* **Work to complete**
Below is a set of records. Repeat all of them exactly.

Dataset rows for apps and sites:
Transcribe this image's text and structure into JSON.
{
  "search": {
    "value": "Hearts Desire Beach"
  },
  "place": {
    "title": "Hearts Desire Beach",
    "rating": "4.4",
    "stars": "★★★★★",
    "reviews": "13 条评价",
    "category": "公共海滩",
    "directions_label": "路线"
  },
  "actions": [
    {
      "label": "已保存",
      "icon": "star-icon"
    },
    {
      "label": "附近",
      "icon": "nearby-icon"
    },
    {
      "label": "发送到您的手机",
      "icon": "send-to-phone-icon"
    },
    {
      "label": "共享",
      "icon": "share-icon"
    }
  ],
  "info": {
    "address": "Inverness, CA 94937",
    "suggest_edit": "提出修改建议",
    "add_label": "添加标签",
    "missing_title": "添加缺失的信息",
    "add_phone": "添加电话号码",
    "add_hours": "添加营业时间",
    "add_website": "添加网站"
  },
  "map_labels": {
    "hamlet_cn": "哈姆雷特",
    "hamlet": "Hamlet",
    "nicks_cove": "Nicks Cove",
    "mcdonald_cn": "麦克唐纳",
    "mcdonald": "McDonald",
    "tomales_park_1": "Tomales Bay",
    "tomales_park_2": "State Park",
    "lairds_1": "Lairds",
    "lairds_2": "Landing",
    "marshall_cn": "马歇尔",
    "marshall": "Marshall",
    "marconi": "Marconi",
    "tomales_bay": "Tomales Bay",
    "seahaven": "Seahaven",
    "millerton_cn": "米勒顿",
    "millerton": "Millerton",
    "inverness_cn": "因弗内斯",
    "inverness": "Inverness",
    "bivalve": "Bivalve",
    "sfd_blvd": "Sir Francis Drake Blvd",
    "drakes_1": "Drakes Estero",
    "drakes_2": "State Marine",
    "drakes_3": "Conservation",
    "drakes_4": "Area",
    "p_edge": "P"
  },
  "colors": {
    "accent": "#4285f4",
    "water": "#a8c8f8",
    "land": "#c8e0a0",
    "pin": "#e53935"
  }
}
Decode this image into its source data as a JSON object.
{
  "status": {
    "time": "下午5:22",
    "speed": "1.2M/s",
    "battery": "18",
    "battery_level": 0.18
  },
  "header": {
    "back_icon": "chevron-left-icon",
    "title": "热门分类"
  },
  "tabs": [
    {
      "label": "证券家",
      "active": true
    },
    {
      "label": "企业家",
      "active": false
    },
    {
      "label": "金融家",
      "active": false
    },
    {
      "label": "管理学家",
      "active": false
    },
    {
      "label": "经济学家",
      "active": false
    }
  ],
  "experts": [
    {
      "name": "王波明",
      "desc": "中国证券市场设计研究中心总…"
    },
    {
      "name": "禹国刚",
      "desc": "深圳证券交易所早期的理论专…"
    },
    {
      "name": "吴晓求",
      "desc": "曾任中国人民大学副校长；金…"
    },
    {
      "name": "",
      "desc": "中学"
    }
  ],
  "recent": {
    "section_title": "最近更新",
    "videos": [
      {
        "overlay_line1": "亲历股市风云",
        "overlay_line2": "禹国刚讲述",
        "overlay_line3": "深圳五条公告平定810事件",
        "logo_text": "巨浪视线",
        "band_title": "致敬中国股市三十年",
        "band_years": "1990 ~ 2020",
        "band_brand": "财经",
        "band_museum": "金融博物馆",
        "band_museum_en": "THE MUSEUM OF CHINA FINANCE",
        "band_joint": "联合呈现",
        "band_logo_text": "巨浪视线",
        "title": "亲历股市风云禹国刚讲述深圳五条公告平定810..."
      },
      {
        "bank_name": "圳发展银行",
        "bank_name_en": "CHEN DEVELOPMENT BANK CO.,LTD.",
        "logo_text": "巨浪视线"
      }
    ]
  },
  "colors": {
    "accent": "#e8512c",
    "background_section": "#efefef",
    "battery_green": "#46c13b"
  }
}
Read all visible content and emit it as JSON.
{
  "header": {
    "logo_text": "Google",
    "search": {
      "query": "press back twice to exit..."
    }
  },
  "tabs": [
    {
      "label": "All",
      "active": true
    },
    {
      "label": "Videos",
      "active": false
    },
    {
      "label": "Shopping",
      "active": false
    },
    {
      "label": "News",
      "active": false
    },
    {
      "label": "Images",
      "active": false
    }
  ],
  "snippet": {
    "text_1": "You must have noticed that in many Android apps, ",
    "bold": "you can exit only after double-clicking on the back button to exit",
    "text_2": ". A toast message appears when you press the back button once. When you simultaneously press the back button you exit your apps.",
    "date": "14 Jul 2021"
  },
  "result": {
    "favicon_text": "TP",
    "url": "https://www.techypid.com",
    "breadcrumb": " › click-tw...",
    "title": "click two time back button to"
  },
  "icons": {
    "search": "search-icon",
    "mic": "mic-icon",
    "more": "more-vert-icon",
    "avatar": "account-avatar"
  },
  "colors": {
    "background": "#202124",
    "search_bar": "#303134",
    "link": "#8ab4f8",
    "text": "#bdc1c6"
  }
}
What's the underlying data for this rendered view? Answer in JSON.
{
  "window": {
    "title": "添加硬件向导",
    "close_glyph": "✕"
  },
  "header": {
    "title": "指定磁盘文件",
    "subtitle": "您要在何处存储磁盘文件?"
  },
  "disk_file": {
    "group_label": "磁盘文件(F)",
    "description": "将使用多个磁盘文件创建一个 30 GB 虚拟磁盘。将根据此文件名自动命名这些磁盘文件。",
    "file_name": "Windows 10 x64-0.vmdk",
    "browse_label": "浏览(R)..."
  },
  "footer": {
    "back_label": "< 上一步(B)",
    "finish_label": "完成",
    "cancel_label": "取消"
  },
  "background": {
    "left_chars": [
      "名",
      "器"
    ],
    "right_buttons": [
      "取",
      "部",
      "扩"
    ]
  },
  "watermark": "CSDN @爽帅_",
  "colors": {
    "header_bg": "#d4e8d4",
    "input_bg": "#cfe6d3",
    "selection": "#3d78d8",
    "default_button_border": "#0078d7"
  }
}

* **Response for this exercise**
Transcribe this image's text and structure into JSON.
{
  "search": {
    "value": "Hearts Desire Beach"
  },
  "place": {
    "title": "Hearts Desire Beach",
    "rating": "4.4",
    "stars": "★★★★★",
    "reviews": "13 条评价",
    "category": "公共海滩",
    "directions_label": "路线"
  },
  "actions": [
    {
      "label": "已保存",
      "icon": "star-icon"
    },
    {
      "label": "附近",
      "icon": "nearby-icon"
    },
    {
      "label": "发送到您的手机",
      "icon": "send-to-phone-icon"
    },
    {
      "label": "共享",
      "icon": "share-icon"
    }
  ],
  "info": {
    "address": "Inverness, CA 94937",
    "suggest_edit": "提出修改建议",
    "add_label": "添加标签",
    "missing_title": "添加缺失的信息",
    "add_phone": "添加电话号码",
    "add_hours": "添加营业时间",
    "add_website": "添加网站"
  },
  "map_labels": {
    "hamlet_cn": "哈姆雷特",
    "hamlet": "Hamlet",
    "nicks_cove": "Nicks Cove",
    "mcdonald_cn": "麦克唐纳",
    "mcdonald": "McDonald",
    "tomales_park_1": "Tomales Bay",
    "tomales_park_2": "State Park",
    "lairds_1": "Lairds",
    "lairds_2": "Landing",
    "marshall_cn": "马歇尔",
    "marshall": "Marshall",
    "marconi": "Marconi",
    "tomales_bay": "Tomales Bay",
    "seahaven": "Seahaven",
    "millerton_cn": "米勒顿",
    "millerton": "Millerton",
    "inverness_cn": "因弗内斯",
    "inverness": "Inverness",
    "bivalve": "Bivalve",
    "sfd_blvd": "Sir Francis Drake Blvd",
    "drakes_1": "Drakes Estero",
    "drakes_2": "State Marine",
    "drakes_3": "Conservation",
    "drakes_4": "Area",
    "p_edge": "P"
  },
  "colors": {
    "accent": "#4285f4",
    "water": "#a8c8f8",
    "land": "#c8e0a0",
    "pin": "#e53935"
  }
}
Decode this image into its source data as a JSON object.
{
  "status": {
    "time": "下午5:22",
    "speed": "1.2M/s",
    "battery": "18",
    "battery_level": 0.18
  },
  "header": {
    "back_icon": "chevron-left-icon",
    "title": "热门分类"
  },
  "tabs": [
    {
      "label": "证券家",
      "active": true
    },
    {
      "label": "企业家",
      "active": false
    },
    {
      "label": "金融家",
      "active": false
    },
    {
      "label": "管理学家",
      "active": false
    },
    {
      "label": "经济学家",
      "active": false
    }
  ],
  "experts": [
    {
      "name": "王波明",
      "desc": "中国证券市场设计研究中心总…"
    },
    {
      "name": "禹国刚",
      "desc": "深圳证券交易所早期的理论专…"
    },
    {
      "name": "吴晓求",
      "desc": "曾任中国人民大学副校长；金…"
    },
    {
      "name": "",
      "desc": "中学"
    }
  ],
  "recent": {
    "section_title": "最近更新",
    "videos": [
      {
        "overlay_line1": "亲历股市风云",
        "overlay_line2": "禹国刚讲述",
        "overlay_line3": "深圳五条公告平定810事件",
        "logo_text": "巨浪视线",
        "band_title": "致敬中国股市三十年",
        "band_years": "1990 ~ 2020",
        "band_brand": "财经",
        "band_museum": "金融博物馆",
        "band_museum_en": "THE MUSEUM OF CHINA FINANCE",
        "band_joint": "联合呈现",
        "band_logo_text": "巨浪视线",
        "title": "亲历股市风云禹国刚讲述深圳五条公告平定810..."
      },
      {
        "bank_name": "圳发展银行",
        "bank_name_en": "CHEN DEVELOPMENT BANK CO.,LTD.",
        "logo_text": "巨浪视线"
      }
    ]
  },
  "colors": {
    "accent": "#e8512c",
    "background_section": "#efefef",
    "battery_green": "#46c13b"
  }
}
Read all visible content and emit it as JSON.
{
  "header": {
    "logo_text": "Google",
    "search": {
      "query": "press back twice to exit..."
    }
  },
  "tabs": [
    {
      "label": "All",
      "active": true
    },
    {
      "label": "Videos",
      "active": false
    },
    {
      "label": "Shopping",
      "active": false
    },
    {
      "label": "News",
      "active": false
    },
    {
      "label": "Images",
      "active": false
    }
  ],
  "snippet": {
    "text_1": "You must have noticed that in many Android apps, ",
    "bold": "you can exit only after double-clicking on the back button to exit",
    "text_2": ". A toast message appears when you press the back button once. When you simultaneously press the back button you exit your apps.",
    "date": "14 Jul 2021"
  },
  "result": {
    "favicon_text": "TP",
    "url": "https://www.techypid.com",
    "breadcrumb": " › click-tw...",
    "title": "click two time back button to"
  },
  "icons": {
    "search": "search-icon",
    "mic": "mic-icon",
    "more": "more-vert-icon",
    "avatar": "account-avatar"
  },
  "colors": {
    "background": "#202124",
    "search_bar": "#303134",
    "link": "#8ab4f8",
    "text": "#bdc1c6"
  }
}
What's the underlying data for this rendered view? Answer in JSON.
{
  "window": {
    "title": "添加硬件向导",
    "close_glyph": "✕"
  },
  "header": {
    "title": "指定磁盘文件",
    "subtitle": "您要在何处存储磁盘文件?"
  },
  "disk_file": {
    "group_label": "磁盘文件(F)",
    "description": "将使用多个磁盘文件创建一个 30 GB 虚拟磁盘。将根据此文件名自动命名这些磁盘文件。",
    "file_name": "Windows 10 x64-0.vmdk",
    "browse_label": "浏览(R)..."
  },
  "footer": {
    "back_label": "< 上一步(B)",
    "finish_label": "完成",
    "cancel_label": "取消"
  },
  "background": {
    "left_chars": [
      "名",
      "器"
    ],
    "right_buttons": [
      "取",
      "部",
      "扩"
    ]
  },
  "watermark": "CSDN @爽帅_",
  "colors": {
    "header_bg": "#d4e8d4",
    "input_bg": "#cfe6d3",
    "selection": "#3d78d8",
    "default_button_border": "#0078d7"
  }
}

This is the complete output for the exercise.